Pick out and copy every line below that has the word "value".

┌─ Listed entries

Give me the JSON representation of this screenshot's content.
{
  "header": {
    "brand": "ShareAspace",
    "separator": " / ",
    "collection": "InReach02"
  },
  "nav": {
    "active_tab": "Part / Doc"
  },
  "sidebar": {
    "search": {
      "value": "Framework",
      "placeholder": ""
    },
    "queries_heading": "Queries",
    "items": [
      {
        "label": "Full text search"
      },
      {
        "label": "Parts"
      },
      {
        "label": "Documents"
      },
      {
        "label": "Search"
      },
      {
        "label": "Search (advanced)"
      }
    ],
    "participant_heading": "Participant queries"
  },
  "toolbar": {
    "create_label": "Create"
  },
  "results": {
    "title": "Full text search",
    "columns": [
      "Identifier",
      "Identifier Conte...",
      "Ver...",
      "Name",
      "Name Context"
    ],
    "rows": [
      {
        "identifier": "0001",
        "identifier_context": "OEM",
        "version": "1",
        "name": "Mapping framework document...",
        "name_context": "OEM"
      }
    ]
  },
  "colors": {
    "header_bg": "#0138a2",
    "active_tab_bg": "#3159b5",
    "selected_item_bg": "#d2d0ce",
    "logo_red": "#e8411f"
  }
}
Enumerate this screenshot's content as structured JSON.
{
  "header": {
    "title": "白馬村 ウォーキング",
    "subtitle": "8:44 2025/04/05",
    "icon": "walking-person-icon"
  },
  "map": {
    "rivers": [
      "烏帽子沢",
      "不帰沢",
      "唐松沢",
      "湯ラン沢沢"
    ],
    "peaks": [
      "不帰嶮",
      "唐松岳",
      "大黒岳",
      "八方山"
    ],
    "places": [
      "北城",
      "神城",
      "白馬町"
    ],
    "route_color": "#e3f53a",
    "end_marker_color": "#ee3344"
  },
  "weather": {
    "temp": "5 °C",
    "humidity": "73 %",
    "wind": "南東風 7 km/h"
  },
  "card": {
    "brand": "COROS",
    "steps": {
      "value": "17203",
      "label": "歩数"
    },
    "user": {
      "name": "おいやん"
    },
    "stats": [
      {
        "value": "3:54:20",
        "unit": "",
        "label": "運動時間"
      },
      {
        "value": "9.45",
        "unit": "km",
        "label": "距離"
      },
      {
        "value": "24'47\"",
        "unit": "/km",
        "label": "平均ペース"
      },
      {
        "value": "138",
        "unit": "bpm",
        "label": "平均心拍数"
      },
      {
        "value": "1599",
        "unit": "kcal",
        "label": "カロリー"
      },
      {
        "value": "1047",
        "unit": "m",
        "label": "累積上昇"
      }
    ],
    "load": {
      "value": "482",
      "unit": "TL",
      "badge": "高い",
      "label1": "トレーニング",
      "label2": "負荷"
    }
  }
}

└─
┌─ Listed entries

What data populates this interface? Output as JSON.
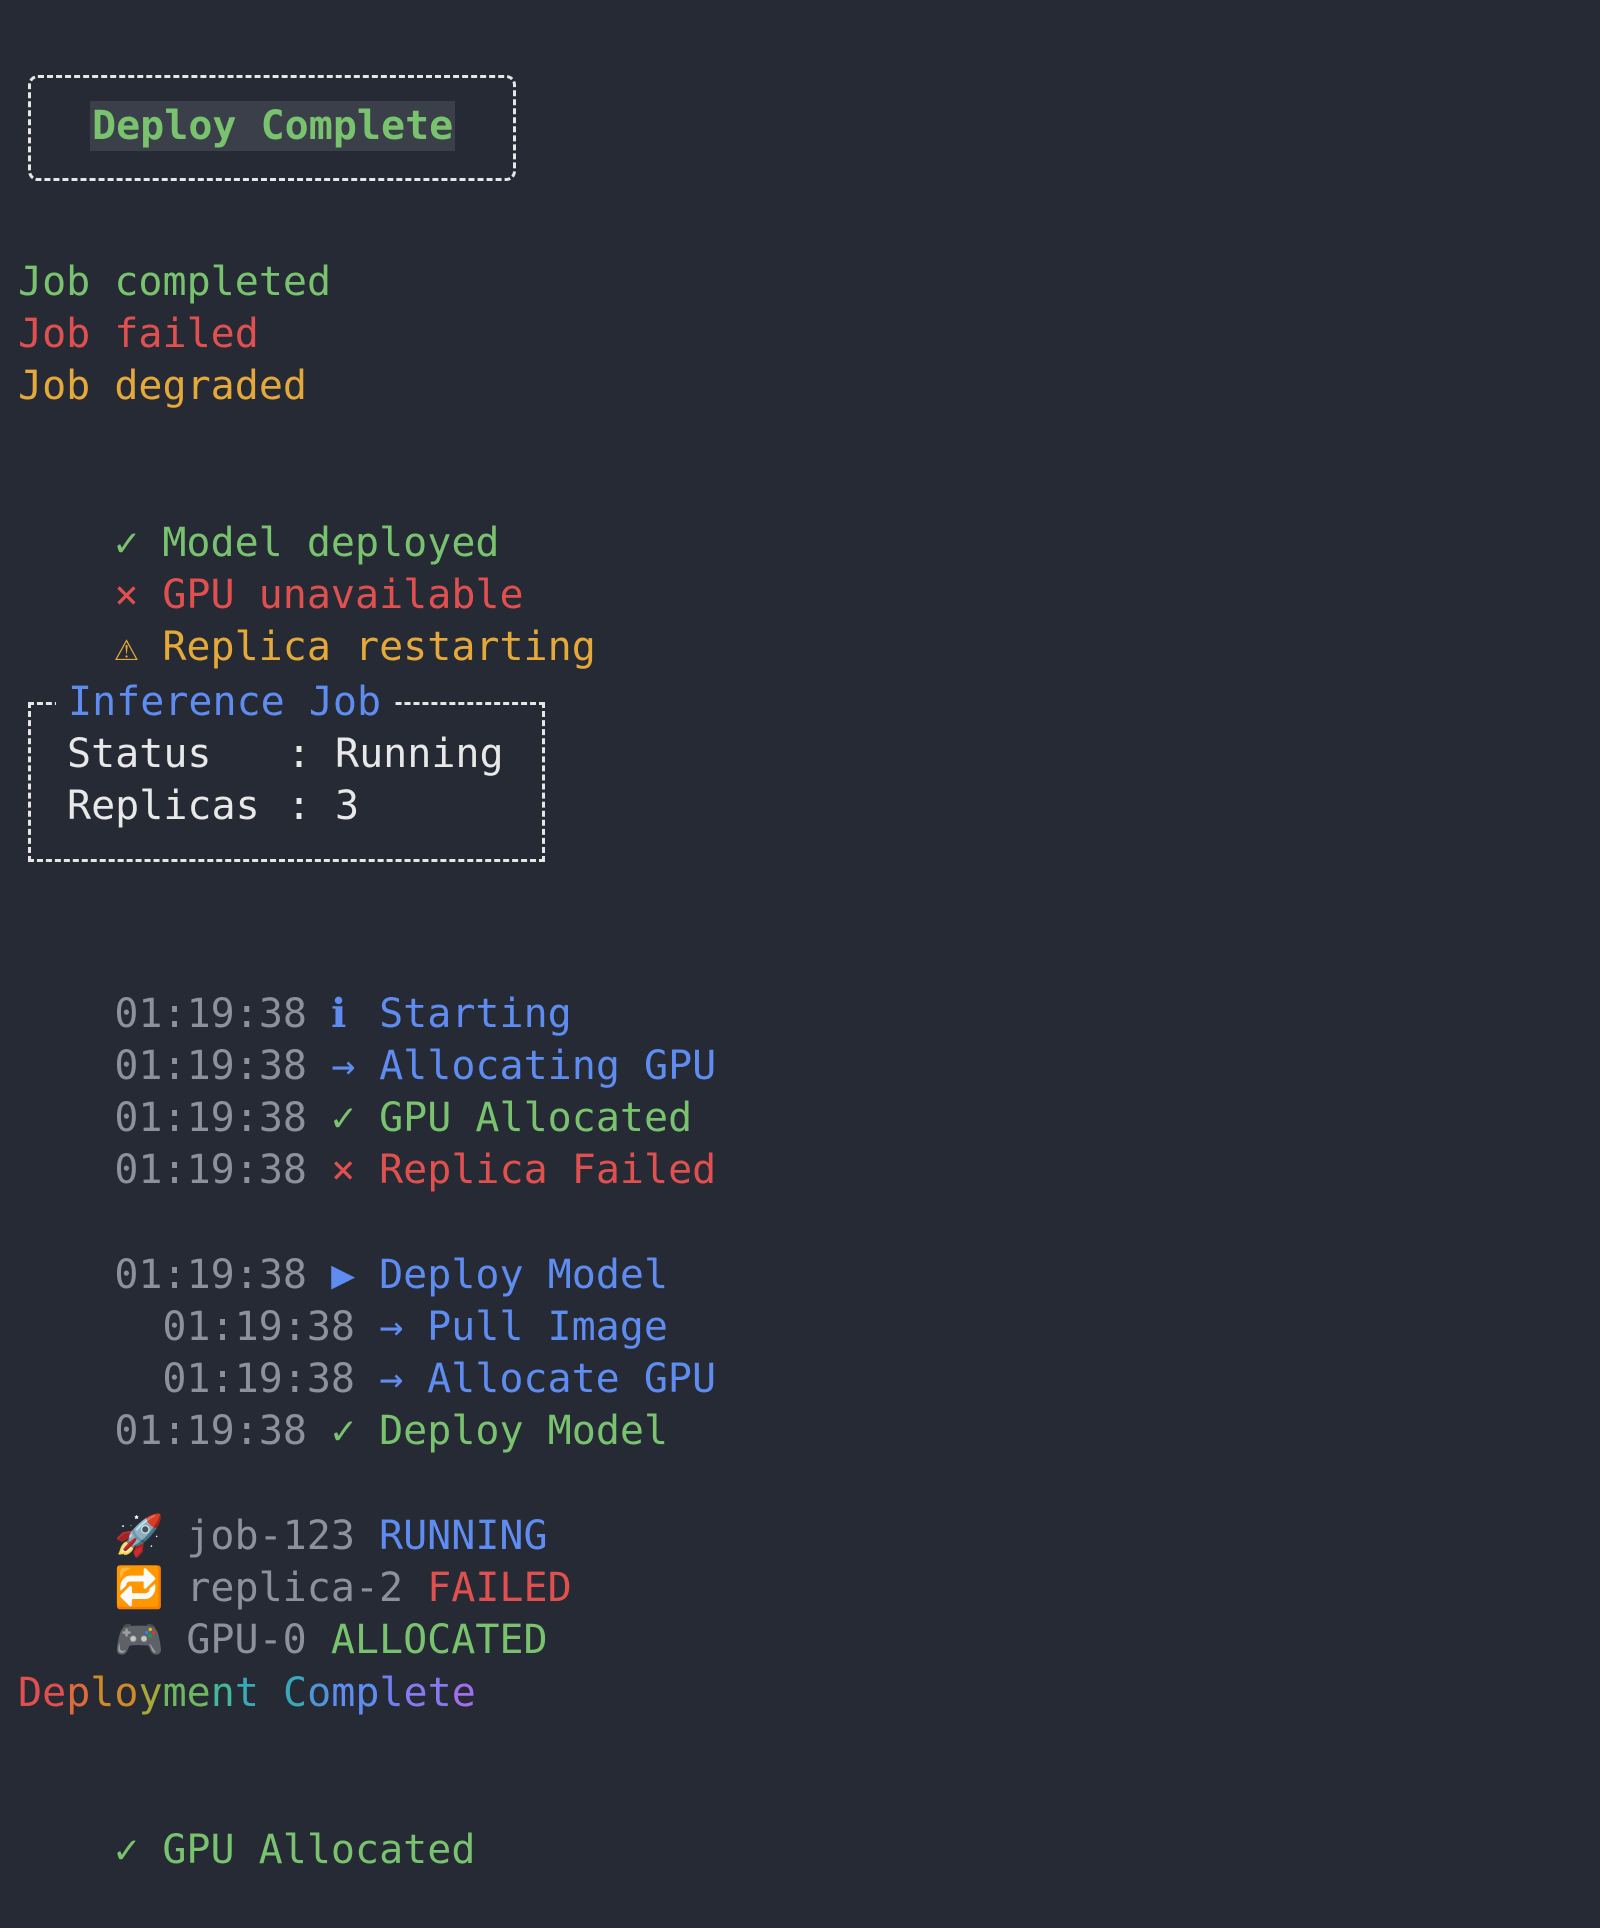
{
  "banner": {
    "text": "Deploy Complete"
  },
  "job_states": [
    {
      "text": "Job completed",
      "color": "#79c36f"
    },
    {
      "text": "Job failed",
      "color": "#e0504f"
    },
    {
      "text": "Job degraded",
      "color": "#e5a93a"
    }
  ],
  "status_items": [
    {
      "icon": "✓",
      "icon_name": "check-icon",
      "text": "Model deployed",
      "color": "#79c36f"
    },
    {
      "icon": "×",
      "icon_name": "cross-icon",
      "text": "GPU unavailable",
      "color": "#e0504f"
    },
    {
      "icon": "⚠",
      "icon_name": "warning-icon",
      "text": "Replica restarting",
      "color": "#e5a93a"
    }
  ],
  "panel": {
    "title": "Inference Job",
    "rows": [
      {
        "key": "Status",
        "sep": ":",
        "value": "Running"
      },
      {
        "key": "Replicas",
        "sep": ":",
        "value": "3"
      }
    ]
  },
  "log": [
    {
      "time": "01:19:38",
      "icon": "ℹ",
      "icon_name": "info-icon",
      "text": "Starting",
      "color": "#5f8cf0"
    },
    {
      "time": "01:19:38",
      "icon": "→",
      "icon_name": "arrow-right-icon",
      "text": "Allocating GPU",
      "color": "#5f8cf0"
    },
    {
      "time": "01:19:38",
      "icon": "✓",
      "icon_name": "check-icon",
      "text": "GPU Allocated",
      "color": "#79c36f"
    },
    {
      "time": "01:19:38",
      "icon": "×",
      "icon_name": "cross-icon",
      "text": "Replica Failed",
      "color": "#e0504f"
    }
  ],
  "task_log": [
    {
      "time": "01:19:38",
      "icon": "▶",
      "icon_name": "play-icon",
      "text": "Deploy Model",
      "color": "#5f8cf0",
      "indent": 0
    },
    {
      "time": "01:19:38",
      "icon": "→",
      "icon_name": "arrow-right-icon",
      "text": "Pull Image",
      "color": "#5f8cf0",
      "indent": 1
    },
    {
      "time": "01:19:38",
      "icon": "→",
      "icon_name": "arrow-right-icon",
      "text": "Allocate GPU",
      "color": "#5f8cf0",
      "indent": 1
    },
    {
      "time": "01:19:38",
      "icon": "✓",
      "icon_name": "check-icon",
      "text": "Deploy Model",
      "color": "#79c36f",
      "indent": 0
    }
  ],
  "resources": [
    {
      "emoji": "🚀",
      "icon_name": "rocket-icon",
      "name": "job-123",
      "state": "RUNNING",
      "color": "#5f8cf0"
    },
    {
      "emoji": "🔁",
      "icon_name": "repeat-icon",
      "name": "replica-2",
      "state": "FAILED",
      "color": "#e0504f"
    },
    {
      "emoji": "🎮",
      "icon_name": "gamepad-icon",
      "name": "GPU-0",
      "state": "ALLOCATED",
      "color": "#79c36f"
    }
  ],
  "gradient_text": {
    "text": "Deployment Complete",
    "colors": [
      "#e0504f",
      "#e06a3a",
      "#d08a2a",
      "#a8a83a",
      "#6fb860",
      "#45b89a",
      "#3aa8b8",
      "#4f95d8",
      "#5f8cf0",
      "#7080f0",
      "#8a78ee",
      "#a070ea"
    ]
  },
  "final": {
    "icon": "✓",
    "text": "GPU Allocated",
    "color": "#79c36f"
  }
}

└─

▶ [Result of the task]:
      "value": "Framework",
      "value": "17203",
        "value": "3:54:20",
        "value": "9.45",
        "value": "24'47\"",
        "value": "138",
        "value": "1599",
        "value": "1047",
      "value": "482",
        "value": "Running"
        "value": "3"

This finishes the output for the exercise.